It helps that Dennis Ross, the Obama administration official shaping the Iran strategy, toured the region recently accompanied by military officials as well as diplomats. That was seen as a tangible sign that the Obama administration is serious when it says that nothing, including the military option, is off the table when it comes to containing Iran’s weapons plans.
Meanwhile, Obama administration officials say Netanyahu has shown seriousness about accommodating Obama’s push for renewed talks with the Palestinians.
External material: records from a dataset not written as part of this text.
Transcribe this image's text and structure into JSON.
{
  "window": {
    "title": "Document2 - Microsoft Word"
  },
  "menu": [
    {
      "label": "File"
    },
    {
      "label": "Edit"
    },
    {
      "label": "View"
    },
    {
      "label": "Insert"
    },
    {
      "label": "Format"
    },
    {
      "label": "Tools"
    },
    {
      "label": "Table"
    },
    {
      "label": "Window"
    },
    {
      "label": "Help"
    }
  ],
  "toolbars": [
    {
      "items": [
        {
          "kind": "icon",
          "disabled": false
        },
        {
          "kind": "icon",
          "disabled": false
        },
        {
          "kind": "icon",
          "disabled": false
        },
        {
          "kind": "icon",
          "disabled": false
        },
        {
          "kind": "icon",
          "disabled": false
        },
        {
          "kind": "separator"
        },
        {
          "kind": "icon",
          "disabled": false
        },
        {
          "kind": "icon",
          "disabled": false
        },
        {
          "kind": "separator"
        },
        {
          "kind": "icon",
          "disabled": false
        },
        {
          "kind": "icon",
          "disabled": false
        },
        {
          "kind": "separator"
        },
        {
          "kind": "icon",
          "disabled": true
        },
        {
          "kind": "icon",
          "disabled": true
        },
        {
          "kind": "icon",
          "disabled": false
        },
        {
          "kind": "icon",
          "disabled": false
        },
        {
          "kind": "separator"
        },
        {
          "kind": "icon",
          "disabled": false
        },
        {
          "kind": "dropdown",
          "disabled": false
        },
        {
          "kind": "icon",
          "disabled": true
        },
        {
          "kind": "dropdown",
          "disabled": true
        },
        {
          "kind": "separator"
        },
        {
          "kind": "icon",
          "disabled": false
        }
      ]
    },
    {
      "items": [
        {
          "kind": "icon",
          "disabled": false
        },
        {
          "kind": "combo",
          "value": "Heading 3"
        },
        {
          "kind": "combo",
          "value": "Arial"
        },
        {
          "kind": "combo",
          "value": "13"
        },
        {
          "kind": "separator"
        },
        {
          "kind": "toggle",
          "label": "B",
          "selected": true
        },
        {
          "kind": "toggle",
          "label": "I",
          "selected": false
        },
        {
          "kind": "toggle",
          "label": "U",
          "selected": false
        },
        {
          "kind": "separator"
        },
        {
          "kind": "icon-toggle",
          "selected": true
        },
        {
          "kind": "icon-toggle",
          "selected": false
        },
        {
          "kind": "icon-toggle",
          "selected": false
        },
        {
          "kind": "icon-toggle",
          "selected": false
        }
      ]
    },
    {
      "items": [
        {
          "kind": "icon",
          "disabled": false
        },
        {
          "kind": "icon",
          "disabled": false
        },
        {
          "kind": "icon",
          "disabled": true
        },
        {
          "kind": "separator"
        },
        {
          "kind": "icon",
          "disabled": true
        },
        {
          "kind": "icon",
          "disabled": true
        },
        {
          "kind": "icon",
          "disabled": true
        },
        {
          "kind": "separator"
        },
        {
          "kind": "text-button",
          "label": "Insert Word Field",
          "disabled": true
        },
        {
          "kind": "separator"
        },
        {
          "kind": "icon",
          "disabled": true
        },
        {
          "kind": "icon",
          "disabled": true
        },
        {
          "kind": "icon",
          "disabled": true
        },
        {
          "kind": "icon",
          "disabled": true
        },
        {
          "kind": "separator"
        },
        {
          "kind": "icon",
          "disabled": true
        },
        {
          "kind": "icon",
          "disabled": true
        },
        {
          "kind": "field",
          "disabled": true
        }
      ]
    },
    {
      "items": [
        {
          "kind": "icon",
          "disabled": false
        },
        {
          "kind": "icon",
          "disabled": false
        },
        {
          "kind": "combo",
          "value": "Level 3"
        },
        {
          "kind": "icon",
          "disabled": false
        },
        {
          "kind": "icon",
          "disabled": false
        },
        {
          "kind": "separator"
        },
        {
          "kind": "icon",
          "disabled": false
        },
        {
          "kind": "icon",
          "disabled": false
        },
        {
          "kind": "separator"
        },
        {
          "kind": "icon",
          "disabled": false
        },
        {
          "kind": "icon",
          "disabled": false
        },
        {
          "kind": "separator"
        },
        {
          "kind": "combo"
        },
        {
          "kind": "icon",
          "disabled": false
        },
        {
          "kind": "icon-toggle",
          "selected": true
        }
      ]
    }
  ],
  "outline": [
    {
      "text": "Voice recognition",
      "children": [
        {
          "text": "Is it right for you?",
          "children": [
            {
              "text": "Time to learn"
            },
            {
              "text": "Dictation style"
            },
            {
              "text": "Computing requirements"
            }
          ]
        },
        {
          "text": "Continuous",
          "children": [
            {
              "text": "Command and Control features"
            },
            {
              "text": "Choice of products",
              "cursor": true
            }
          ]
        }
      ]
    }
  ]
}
At last week’s AIPAC conference, the Israeli leader retreated from campaign promises to focus only on Palestinian economic development, saying he placed equal importance on the security and political tracks.
Under Netanyahu, Israeli officials also are tamping down skepticism about U.S.-led efforts to bolster Palestinian security forces.
Gen. Keith Dayton, the U.S. general who heads the program, last week said he felt the program now had "Israel’s respect," and he was ready to almost double the number of personnel from 1,600 to 3,100. That, he said, would "reduce the IDF footprint in the West Bank." Notably, AIPAC has signed onto U.S. efforts to provide the funds for the program.
And this week, ahead of his Obama summit, Netanyahu is meeting with two regional allies that the United States considers critical in advancing peace with the Palestinians: Egyptian President Hosni Mubarak and Jordanian King Abdullah II.
"We wish to expand this peace first and foremost with our Palestinian neighbors," Netanyahu said Monday at his meeting with Mubarak in Sharm el Sheik after effusively praising the Egyptian leader. "We want to see Israelis and Palestinians living together with the prospect of peace, security and prosperity."
The problem is that communication between Israel and the United States in symbols — and not through frank exchanges — in the past has created misunderstandings that hamper cooperation. Over the years, Israel’s understanding of a settlement freeze often has been much more flexible than that of the United States — including, at times, annexing territory adjacent to settlements. At times that has fostered bitter feelings between the two capitals.
In recent weeks, there have been similar tensions because of a failure on both sides to make parameters clear. Netanyahu’s government has suggested it is committed to Palestinian statehood by re-committing to the 7-year old "road map" peace process, but has not said so outright. That has led to frequent and emphatic commitments to statehood from Obama officials.
Conversely, the failure by the Obama administration to specify what it will do should diplomatic outreach to Iran fail has sparked a flood of leaks in the Israeli press about Israeli government anxieties over whether Israel might one day need to go it alone in facing Iran. The vacuum has led Israelis to wonder whether routine statements from U.S. officials about wanting every nuclear state to join the non-proliferation treaty mean that the Obama administration is taking aim at Israel’s nuclear program.
Such questions need not be answered in the light of day, but should be addressed, even if Netanyahu and Obama need to clear the room of advisers to do it, said Makovsky, who has just co-authored a book with Ross on past failures in Middle East peacemaking titled "Myths, Illusions and Peace."
"If they don’t know where they’re going, each one may assume the worst of the other," he said. "It requires complete candor on these two questions: What Israel’s intentions are with the Palestinian Authority with a final deal, and what will the United States do if diplomacy with Iran fails."